The researchers used a cheap, industrial solvent called divinyl sulfone that can be bought by the gallon and has been used for decades as an adhesive, reports Gizmag. The group discovered they could dilute the chemical in water, carefully control the acidity, then pour it into a Ziploc bag and add a stack of regular paper, shake for a couple of hours, and finally rinse the paper and let it dry. The dried paper felt smooth and looked empty, but it became sticky in the presence of proteins, antibodies and DNA, as well as sugars and the small-molecule drugs used to treat most medical conditions.

Now that they have proven their concept, Ratner said, they hope other groups will use the paper to develop actual diagnostic tests.

Beth Buczynski is a freelancer writer and editor currently living in the Rocky Mountain West. Her articles appear on Care2, Ecosalon and Inhabitat, just to name a few.
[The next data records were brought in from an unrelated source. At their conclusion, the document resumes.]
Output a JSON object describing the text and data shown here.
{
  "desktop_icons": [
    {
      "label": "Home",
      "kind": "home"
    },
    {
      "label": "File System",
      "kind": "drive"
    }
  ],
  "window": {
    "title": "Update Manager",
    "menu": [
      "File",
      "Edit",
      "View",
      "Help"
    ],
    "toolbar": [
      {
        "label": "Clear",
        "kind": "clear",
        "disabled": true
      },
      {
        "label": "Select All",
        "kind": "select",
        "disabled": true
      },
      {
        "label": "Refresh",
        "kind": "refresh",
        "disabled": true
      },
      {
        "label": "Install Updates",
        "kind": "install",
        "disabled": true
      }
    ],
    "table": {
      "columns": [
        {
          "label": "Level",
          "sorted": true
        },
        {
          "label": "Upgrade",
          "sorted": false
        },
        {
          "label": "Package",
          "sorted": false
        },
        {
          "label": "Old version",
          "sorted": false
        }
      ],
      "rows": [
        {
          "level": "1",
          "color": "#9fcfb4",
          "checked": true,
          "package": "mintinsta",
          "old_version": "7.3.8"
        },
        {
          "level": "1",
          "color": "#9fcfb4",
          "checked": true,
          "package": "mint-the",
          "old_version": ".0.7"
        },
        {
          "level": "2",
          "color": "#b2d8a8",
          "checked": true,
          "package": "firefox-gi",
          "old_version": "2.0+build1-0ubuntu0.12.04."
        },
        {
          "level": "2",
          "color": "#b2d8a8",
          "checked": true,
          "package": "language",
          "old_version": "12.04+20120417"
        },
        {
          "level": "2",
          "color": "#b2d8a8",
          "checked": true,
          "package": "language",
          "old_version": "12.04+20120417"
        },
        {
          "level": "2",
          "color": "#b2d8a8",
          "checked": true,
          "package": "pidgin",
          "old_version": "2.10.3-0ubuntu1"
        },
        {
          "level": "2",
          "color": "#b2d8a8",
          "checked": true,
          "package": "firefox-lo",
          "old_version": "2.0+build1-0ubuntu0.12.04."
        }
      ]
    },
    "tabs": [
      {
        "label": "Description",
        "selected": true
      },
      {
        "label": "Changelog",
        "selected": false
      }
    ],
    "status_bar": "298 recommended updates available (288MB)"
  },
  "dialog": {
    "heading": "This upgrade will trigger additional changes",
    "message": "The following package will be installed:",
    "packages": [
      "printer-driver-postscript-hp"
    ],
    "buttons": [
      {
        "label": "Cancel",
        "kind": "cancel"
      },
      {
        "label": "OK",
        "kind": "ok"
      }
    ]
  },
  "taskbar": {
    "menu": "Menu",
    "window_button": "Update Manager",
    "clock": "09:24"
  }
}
So far, Beth has lived in or near three major U.S. mountain ranges, and is passionate about protecting the important ecosystems they represent. Follow Beth on Twitter as @ecosphericblog